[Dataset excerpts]
◇ ◇ ◇ ◇

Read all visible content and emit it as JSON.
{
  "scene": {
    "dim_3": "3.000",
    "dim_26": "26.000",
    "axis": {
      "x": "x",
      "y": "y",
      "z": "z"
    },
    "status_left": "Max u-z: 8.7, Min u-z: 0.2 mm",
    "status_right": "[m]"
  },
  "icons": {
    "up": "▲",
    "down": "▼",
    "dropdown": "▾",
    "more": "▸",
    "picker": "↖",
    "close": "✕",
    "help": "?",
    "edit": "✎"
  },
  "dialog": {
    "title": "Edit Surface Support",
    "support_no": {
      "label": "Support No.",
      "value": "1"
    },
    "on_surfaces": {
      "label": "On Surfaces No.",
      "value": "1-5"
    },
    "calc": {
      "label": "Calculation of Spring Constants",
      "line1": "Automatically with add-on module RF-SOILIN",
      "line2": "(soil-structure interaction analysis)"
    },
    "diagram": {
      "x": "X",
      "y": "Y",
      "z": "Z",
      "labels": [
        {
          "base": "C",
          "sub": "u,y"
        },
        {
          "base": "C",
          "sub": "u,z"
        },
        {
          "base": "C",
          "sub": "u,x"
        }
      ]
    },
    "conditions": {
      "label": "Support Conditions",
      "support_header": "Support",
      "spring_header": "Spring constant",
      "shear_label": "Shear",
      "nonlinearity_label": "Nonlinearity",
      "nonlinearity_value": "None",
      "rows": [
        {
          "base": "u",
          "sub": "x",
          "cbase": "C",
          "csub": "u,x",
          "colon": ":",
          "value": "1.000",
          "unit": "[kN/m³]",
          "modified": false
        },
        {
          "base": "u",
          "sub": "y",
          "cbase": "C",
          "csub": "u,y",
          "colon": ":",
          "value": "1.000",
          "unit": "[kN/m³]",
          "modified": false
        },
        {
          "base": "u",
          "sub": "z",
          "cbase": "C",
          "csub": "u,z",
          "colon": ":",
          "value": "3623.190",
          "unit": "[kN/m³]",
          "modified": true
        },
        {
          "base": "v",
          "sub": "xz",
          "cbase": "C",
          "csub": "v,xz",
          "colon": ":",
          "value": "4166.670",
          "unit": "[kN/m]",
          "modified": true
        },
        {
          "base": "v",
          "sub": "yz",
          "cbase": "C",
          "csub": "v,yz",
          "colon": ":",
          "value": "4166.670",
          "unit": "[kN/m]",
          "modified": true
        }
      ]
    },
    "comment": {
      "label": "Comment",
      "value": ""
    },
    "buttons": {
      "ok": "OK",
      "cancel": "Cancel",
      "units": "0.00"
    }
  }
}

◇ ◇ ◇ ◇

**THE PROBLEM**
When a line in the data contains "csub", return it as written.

**TASK RESULT**
          "csub": "u,x",
          "csub": "u,y",
          "csub": "u,z",
          "csub": "v,xz",
          "csub": "v,yz",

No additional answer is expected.